(Page and application data records)
###

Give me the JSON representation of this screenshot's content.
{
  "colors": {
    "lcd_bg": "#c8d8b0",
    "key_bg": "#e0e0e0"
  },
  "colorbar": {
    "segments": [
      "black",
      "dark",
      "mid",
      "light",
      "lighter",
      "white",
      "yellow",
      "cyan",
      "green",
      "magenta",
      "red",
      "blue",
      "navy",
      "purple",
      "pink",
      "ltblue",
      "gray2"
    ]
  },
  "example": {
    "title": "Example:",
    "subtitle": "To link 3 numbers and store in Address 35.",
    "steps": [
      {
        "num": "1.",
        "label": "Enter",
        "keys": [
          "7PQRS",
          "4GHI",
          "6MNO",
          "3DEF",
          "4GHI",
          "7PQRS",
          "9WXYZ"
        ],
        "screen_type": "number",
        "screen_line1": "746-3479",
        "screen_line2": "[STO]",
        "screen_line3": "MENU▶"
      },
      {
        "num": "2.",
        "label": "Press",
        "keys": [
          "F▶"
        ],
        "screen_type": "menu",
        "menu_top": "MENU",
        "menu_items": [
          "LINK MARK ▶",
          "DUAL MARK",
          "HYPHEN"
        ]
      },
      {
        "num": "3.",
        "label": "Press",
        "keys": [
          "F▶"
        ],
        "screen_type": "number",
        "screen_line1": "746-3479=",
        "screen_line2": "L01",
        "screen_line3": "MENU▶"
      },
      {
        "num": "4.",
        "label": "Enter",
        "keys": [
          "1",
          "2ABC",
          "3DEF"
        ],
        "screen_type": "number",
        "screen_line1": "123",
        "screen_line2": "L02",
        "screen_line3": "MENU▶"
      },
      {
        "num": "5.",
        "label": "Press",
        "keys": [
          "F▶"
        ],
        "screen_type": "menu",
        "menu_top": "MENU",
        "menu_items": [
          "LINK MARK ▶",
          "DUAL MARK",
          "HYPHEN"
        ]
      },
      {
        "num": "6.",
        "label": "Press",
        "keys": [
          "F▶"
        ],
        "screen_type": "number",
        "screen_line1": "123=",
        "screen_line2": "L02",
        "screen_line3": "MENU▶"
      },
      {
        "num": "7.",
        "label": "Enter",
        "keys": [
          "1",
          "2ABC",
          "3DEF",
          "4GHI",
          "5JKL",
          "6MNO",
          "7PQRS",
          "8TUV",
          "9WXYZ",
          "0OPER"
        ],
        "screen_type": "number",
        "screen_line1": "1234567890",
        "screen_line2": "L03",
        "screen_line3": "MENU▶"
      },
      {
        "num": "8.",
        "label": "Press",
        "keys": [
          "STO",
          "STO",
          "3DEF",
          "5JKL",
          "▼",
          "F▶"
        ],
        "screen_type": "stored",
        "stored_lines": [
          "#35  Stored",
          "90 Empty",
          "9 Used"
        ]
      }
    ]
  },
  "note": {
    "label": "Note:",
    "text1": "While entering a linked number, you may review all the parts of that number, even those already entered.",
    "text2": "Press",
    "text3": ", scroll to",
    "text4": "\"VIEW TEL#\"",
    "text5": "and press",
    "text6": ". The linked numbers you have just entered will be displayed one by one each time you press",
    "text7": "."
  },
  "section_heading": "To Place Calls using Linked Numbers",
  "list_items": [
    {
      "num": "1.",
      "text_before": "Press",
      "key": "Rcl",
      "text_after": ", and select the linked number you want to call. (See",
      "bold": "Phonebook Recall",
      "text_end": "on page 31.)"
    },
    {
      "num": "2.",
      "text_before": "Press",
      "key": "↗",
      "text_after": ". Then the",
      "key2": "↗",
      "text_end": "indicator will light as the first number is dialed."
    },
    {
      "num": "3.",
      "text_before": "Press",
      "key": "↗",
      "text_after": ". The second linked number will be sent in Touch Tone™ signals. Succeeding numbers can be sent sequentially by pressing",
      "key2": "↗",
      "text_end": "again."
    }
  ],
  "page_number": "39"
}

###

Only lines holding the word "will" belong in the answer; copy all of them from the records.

    "text6": ". The linked numbers you have just entered will be displayed one by one each time you press",
      "text_end": "indicator will light as the first number is dialed."
      "text_after": ". The second linked number will be sent in Touch Tone™ signals. Succeeding numbers can be sent sequentially by pressing",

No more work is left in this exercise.